A The idea that people can "ruin" their metabolisms is a very disempowering notion. To put it simply, you can't. You may have some metabolic issues due to yo-yo dieting, and understanding how your personal metabolism works can only help you in your weight loss journey. Let me explain.
For the sake of example, let's say you lose 50 pounds just by dieting. Let's further assume that about half of the weight you lost is fat and half of it is muscle. (These percentages aren't exactly right, but they're good for the purpose of illustration.) You've now lost about 25 pounds of muscle and 25 pounds of fat. Now let's say that you go off the diet and regain that 50 pounds. This time, almost all of the regained weight is going to be fat, and virtually none of it is going to be muscle. So at the end of the day, you weigh the same as before, but your body composition is significantly different. You now have a significantly higher percentage of body fat.

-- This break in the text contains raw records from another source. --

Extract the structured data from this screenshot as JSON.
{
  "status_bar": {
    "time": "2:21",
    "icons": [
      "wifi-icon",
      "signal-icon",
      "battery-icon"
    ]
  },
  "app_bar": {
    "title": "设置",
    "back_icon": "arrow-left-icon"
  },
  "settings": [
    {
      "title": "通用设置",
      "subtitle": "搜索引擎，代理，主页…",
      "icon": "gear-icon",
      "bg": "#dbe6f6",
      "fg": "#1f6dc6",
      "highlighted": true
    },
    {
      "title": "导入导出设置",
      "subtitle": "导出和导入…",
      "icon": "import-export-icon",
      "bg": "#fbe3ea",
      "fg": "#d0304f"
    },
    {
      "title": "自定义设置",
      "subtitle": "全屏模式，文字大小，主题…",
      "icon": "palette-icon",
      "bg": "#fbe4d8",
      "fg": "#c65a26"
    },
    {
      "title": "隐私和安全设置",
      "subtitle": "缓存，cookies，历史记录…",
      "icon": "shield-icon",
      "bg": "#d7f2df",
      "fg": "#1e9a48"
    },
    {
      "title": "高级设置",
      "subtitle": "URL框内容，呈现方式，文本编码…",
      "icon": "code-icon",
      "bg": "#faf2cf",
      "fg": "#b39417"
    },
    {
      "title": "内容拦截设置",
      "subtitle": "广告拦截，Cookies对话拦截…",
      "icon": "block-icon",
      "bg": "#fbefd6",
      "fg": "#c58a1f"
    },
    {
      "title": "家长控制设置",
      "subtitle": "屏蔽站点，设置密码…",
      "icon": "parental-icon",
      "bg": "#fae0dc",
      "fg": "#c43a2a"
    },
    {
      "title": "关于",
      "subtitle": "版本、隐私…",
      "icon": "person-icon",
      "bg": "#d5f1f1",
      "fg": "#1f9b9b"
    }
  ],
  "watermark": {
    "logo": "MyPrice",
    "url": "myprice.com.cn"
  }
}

Why does this matter? Simple. Most of your calories are "burned" by muscle tissue. Fat is basically metabolic "dead weight." When you lose a lot of muscle, you lose one of your biggest allies in the war against fat. This shift in body composition is one of the things people refer to when they talk about their metabolism being "ruined" by dieting. To bring your metabolic rate up, one of the best things you can do is regain some of that lost muscle by adding weight training to your routine.
The other thing that frequently happens with yo-yo dieting is that you train your fat storage enzymes to be more efficient. When you repeatedly starve yourself, those enzymes simply become better at their job, an evolutionary strategy meant to keep you alive during times of famine. But by exercising consistently, eating fewer calories than you burn, and by eating the right kind of calories, you can re-train the fat-releasing enzymes to come out of hiding.
And speaking of the right kind of calories ...
Most people in your situation have been trying to lose weight using a low-fat diet. Unfortunately, that's probably exactly what you should not be eating. Low-fat diets are typically high-carb diets, and high-carb diets virtually guarantee that your body will constantly produce high levels of insulin, also known as "the storage hormone." The body does not burn fat in the presence of high levels of insulin. The solution? A moderate-calorie diet that is higher in protein and good fats (such as olive oil) and lower in carbohydrates than your average low-fat diet.
The point is that there are specific positive actions you can take right now to work with almost any metabolic issue you may have as a result of your dieting history. Put these strategies into action right now, and maybe the next time you lose that 50 pounds will be the last time you have to do it.